* Work request
Could you find each line of the data below that contains the word "icon" and copy those lines?

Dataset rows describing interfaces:
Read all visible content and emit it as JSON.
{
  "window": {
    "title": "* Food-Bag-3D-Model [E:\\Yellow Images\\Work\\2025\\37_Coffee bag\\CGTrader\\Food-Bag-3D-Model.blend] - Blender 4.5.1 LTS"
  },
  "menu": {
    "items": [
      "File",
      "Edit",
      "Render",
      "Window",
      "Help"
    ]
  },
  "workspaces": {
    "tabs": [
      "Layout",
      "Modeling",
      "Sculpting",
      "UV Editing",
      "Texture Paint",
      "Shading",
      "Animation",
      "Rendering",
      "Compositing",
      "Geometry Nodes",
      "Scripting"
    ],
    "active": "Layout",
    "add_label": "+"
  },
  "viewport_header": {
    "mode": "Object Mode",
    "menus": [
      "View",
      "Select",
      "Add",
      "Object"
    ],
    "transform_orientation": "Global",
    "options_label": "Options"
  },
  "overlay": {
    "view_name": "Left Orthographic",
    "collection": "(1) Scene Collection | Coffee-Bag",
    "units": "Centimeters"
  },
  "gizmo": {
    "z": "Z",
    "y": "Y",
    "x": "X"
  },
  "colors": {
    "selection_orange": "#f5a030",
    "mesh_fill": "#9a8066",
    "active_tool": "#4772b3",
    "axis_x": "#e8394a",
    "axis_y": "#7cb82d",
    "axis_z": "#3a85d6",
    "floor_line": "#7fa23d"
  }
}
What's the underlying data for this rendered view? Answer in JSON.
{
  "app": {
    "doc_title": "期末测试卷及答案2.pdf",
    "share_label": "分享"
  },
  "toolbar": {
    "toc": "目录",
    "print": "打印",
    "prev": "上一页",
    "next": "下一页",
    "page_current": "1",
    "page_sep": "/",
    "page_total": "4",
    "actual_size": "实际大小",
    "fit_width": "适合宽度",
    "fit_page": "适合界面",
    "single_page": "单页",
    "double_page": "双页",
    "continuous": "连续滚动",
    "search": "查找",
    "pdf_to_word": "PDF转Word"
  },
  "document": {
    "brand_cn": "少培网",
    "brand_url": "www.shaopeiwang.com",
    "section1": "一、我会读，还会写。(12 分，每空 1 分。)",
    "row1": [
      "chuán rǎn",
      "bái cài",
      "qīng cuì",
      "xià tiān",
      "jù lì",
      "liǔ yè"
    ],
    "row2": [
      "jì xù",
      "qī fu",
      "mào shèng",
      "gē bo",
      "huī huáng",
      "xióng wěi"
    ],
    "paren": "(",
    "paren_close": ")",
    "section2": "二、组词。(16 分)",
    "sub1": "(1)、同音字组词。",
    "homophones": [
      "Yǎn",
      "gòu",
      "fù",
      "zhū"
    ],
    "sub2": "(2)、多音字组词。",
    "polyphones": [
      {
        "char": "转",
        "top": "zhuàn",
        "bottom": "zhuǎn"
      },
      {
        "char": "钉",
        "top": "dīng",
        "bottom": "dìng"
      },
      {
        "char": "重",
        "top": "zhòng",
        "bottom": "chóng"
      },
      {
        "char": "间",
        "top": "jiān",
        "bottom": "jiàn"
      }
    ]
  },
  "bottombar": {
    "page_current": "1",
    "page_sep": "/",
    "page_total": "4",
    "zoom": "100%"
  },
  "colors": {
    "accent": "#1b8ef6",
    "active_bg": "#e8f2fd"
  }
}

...

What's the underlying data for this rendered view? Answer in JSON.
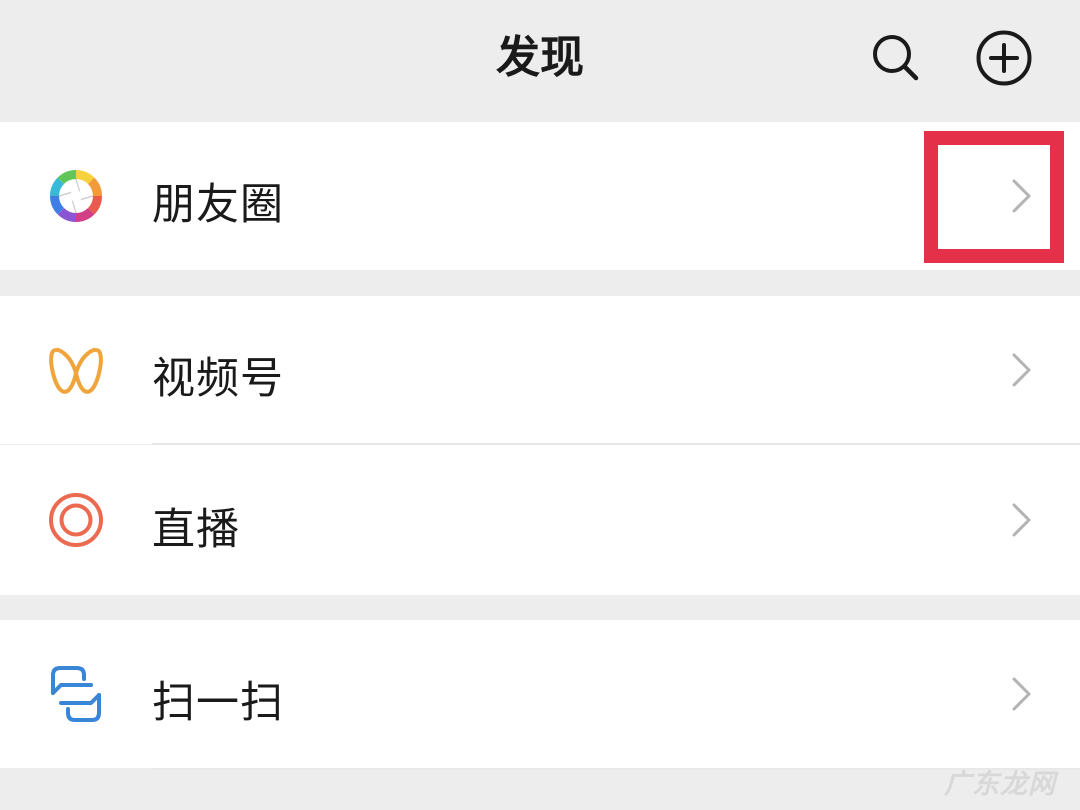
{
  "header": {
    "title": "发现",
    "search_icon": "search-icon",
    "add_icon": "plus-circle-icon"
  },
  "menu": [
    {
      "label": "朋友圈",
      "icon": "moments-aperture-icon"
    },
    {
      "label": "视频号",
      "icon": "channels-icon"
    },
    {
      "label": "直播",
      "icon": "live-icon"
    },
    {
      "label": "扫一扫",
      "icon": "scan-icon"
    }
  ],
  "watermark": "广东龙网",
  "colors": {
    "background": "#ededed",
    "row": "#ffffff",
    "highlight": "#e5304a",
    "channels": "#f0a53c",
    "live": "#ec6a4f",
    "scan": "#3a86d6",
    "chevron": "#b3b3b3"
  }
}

* Your response
    "search_icon": "search-icon",
    "add_icon": "plus-circle-icon"
      "icon": "moments-aperture-icon"
      "icon": "channels-icon"
      "icon": "live-icon"
      "icon": "scan-icon"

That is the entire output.